02-05-2008, 10:29 PM
if i took my old hard drive with windows already installed/old files and progs and set it up with my new hard drive (which already has windows) how will the computer know which windows to run... also, will the old hd show up as drive D: and then i just click on it to get the files i want from it??? thanks alot guys hope this made sense

Budfred
02-05-2008, 10:37 PM
As long as you set it up to be a slave, it will work fine and you can access the files on it as long as it is a compatible version of Windows... If it is NTFS and the current drive it FAT32, you will have more problem accessing it...

If you set it up as a primary drive, you will probably not be able to complete a boot because it won't have a compatible Registry... So, basically, don't do that...

Paul Komski
02-06-2008, 03:46 AM
If it is NTFS and the current drive it FAT32, you will have more problem accessing it... The same misunderstanding was recently posted before (http://www.pcguide.com/vb/showthread.php?t=60859) and is incorrect or at best incomplete. It is the operating system running on the booted-up partition and not the format of the partition that makes other partitions problematic (or not) to access. WinXP running on a FAT partition will have no problems accessing NTFS partitions. Even WinNT running on FAT16 can access NTFS natively. The DOS based versions of Windows (Win3x/9x/ME) can only themselves run on FAT and without special drivers or software cannot natively read NTFS partitions.


how will the computer know which windows to runWith two hard drives in a system it is normal for the boot process to only boot (or attempt to boot) one of them. The one that it will preferentially attempt to start-up will be the one set as the priority in the BIOS setup - regardless of whether it is "a master or a slave".


will the old hd show up as drive D:The way drive letters are assigned depends on the operating system that starts up and on the actual way that both drives have been partitioned (primary v logical and so on). If you have two drives both with only one partition and the drive is added as a slave then it would normally appear as D (with a loaded win9x installation) or follow the last existing drive letter (with a loaded winXP installation). In the latter case if D had been a CD-drive it would jump to E under Win9x but would stay as D under WinXP with the newly added slave appearing as E.

If you want to be able to return the potential slave back to its original case without problems ensure you don't allow the system to even attempt to boot to it. If you are unsure of the BIOS settings then suggest you only attach it in an external enclosure or with a USB converter cable.

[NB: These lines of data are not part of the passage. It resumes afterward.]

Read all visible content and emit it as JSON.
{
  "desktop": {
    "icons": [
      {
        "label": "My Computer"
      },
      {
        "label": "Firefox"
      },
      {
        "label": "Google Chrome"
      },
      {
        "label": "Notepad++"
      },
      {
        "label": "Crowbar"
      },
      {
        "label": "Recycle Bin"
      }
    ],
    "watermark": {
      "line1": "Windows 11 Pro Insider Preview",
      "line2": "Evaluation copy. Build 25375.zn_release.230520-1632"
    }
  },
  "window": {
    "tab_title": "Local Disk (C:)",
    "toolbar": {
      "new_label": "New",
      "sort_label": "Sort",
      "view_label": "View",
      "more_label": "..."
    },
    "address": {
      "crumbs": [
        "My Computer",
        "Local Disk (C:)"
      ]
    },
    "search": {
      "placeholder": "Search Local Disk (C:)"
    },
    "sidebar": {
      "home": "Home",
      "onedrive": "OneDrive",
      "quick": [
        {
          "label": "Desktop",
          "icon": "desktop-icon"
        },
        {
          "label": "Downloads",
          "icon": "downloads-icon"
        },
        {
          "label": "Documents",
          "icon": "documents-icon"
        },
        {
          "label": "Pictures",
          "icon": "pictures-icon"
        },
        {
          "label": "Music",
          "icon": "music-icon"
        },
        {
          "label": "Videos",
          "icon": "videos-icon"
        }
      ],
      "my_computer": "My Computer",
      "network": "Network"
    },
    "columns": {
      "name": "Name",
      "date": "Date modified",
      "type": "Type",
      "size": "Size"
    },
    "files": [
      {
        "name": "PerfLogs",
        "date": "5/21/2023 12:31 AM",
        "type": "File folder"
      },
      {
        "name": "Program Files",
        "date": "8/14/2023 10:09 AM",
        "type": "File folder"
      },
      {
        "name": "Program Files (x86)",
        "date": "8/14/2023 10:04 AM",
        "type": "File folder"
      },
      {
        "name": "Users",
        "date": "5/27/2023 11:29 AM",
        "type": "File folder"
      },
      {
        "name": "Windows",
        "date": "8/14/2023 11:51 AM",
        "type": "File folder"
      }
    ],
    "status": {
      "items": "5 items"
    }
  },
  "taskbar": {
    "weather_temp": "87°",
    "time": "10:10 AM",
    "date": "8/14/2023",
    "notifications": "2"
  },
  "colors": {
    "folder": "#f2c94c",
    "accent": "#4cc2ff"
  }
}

If you want to migrate a foreign drive into a different PC there are a number of considerations including the hardware and software and windows activation - but it is technically feasible most of the time.